> _Aim of the exercise_
Take every line containing "value" out of the records.

─── The records ───

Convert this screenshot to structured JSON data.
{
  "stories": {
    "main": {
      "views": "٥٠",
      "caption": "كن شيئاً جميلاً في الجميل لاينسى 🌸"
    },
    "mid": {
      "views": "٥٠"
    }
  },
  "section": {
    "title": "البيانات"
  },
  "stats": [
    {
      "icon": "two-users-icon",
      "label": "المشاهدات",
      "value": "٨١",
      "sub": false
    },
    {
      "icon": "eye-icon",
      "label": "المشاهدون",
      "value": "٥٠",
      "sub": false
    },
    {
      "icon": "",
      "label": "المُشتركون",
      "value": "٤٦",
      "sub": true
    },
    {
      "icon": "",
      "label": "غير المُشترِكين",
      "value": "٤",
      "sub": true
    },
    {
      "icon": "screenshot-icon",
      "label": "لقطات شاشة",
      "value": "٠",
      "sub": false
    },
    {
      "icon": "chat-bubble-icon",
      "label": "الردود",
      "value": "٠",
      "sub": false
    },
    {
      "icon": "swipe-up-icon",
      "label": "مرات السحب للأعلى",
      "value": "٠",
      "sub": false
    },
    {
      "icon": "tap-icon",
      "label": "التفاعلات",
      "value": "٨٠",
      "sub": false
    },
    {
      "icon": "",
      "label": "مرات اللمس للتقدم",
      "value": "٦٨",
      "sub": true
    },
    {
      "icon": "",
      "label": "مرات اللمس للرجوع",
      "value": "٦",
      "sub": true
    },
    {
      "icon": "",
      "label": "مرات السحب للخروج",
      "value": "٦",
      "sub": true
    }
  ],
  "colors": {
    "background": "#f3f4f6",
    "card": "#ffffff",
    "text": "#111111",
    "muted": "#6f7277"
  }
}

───
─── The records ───

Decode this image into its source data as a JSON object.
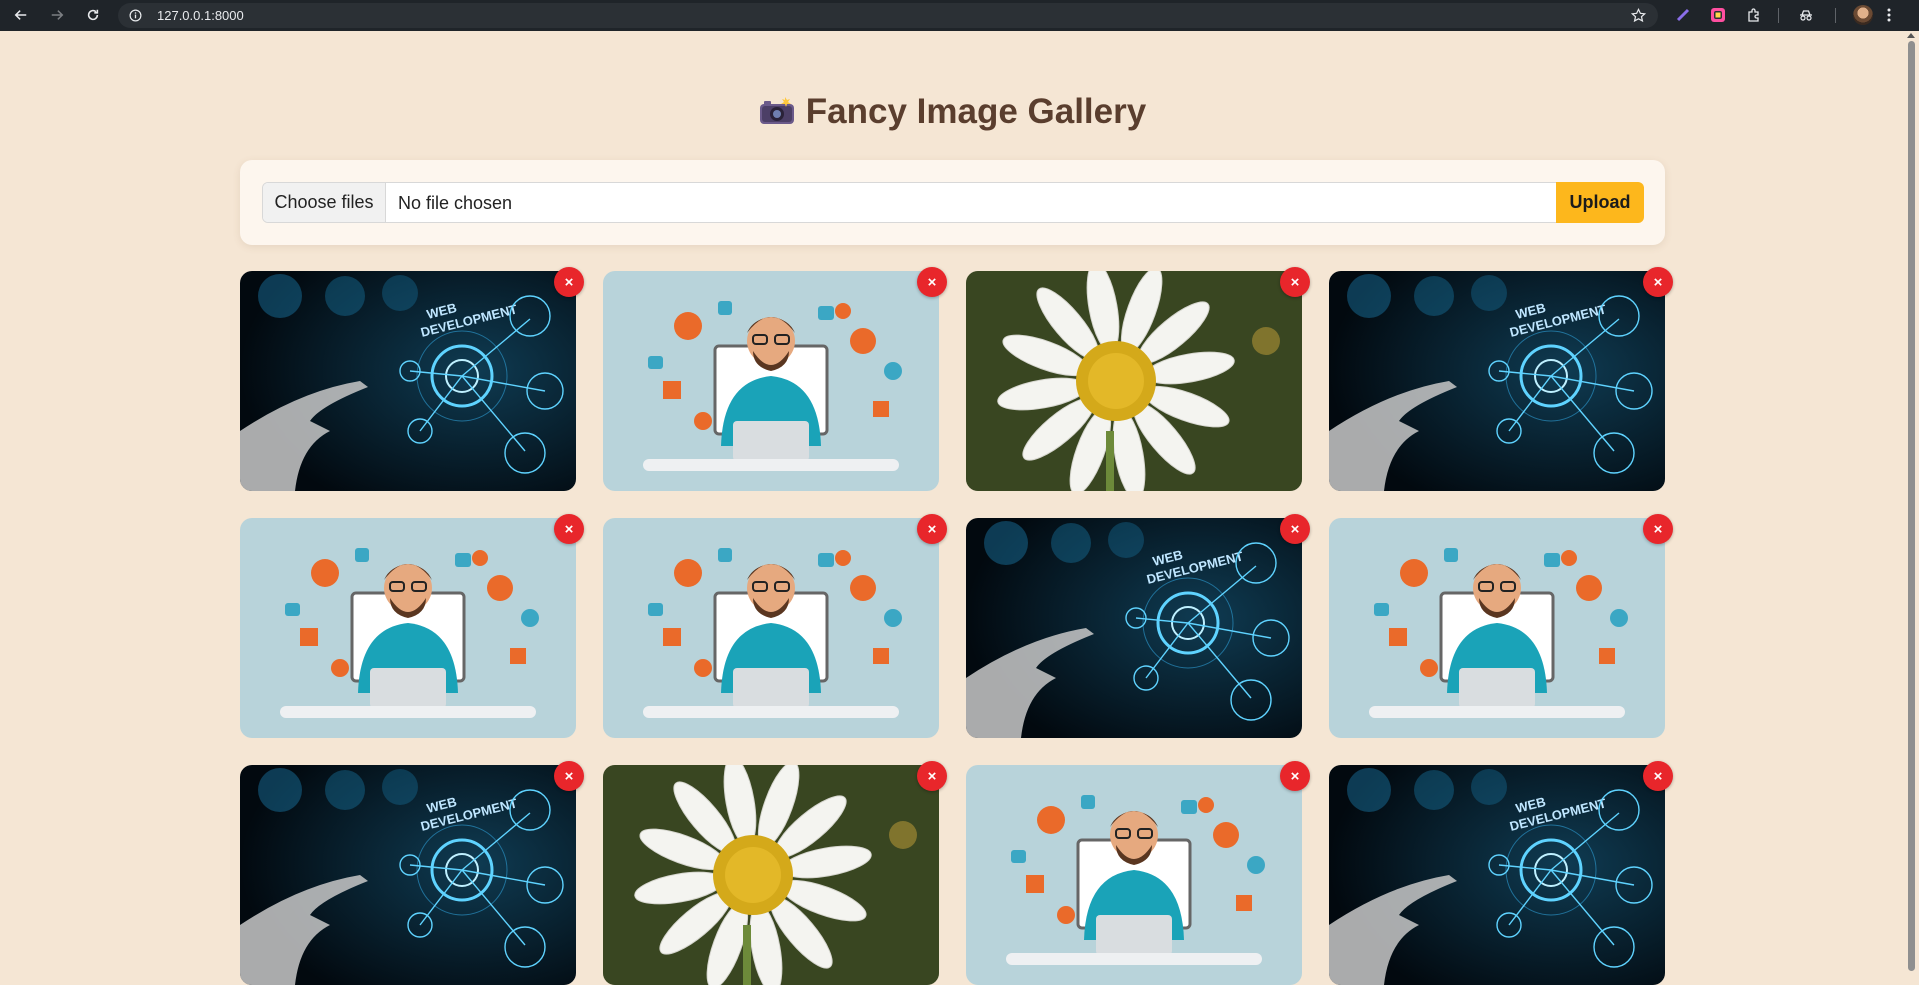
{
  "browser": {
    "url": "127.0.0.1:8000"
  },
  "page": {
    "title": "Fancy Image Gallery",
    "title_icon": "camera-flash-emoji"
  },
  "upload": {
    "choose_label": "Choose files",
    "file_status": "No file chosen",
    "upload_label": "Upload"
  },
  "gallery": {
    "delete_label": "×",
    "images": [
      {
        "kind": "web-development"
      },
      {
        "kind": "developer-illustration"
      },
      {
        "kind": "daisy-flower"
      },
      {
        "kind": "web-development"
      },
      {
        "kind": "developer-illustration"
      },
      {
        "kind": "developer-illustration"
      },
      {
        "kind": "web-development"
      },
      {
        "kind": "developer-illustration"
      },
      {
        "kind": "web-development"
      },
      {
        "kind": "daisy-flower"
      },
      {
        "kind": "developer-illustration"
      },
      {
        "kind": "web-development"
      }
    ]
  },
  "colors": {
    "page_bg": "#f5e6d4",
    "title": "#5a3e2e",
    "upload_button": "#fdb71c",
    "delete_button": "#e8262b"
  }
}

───

> _Solution_
      "value": "٨١",
      "value": "٥٠",
      "value": "٤٦",
      "value": "٤",
      "value": "٠",
      "value": "٠",
      "value": "٠",
      "value": "٨٠",
      "value": "٦٨",
      "value": "٦",
      "value": "٦",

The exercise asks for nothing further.